--- Data records for software interfaces ---
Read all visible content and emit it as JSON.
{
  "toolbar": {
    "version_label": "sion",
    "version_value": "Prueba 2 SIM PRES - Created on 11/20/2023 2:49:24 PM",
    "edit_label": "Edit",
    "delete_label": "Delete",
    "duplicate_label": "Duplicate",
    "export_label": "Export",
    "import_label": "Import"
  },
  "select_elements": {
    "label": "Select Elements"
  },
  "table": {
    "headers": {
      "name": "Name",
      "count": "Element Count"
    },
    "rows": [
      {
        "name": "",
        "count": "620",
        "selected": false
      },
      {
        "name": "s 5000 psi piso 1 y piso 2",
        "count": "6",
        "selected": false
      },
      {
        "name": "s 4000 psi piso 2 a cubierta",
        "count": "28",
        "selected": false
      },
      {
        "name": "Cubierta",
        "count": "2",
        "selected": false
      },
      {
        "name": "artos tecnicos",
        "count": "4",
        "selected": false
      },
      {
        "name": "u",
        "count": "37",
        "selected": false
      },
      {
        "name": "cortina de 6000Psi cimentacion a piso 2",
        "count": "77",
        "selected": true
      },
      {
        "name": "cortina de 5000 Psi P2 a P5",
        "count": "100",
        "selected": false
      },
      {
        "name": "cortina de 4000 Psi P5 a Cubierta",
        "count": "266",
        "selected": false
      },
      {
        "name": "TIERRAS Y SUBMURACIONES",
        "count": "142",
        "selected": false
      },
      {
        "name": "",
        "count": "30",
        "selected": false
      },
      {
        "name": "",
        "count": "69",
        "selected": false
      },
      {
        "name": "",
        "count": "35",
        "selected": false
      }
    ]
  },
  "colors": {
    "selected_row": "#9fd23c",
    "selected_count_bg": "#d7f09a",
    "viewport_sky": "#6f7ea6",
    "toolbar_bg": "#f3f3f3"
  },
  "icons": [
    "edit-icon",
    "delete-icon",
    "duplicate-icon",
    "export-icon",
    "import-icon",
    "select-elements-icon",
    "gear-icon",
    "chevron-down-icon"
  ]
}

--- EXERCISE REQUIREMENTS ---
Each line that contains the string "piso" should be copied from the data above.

--- WRITTEN ANSWER ---
        "name": "s 5000 psi piso 1 y piso 2",
        "name": "s 4000 psi piso 2 a cubierta",
        "name": "cortina de 6000Psi cimentacion a piso 2",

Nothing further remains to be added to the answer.